Would you retype the whole listing exactly?
<<<<
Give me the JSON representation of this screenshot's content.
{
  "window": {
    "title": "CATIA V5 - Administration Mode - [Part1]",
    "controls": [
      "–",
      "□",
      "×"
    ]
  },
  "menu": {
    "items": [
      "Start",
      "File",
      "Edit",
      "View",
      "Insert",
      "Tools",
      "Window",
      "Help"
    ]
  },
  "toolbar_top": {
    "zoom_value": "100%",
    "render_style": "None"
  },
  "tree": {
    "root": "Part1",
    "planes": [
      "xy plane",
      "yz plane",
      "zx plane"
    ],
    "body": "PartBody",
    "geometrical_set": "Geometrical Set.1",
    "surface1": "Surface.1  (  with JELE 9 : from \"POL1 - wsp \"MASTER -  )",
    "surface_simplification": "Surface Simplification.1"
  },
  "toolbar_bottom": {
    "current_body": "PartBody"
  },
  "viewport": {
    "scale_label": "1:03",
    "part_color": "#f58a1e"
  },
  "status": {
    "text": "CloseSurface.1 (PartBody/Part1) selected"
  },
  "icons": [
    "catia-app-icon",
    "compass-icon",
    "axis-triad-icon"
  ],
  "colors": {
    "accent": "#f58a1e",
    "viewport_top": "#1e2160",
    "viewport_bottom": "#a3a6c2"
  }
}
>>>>
● Answer to the exercise
Give me the JSON representation of this screenshot's content.
{
  "window": {
    "title": "CATIA V5 - Administration Mode - [Part1]",
    "controls": [
      "–",
      "□",
      "×"
    ]
  },
  "menu": {
    "items": [
      "Start",
      "File",
      "Edit",
      "View",
      "Insert",
      "Tools",
      "Window",
      "Help"
    ]
  },
  "toolbar_top": {
    "zoom_value": "100%",
    "render_style": "None"
  },
  "tree": {
    "root": "Part1",
    "planes": [
      "xy plane",
      "yz plane",
      "zx plane"
    ],
    "body": "PartBody",
    "geometrical_set": "Geometrical Set.1",
    "surface1": "Surface.1  (  with JELE 9 : from \"POL1 - wsp \"MASTER -  )",
    "surface_simplification": "Surface Simplification.1"
  },
  "toolbar_bottom": {
    "current_body": "PartBody"
  },
  "viewport": {
    "scale_label": "1:03",
    "part_color": "#f58a1e"
  },
  "status": {
    "text": "CloseSurface.1 (PartBody/Part1) selected"
  },
  "icons": [
    "catia-app-icon",
    "compass-icon",
    "axis-triad-icon"
  ],
  "colors": {
    "accent": "#f58a1e",
    "viewport_top": "#1e2160",
    "viewport_bottom": "#a3a6c2"
  }
}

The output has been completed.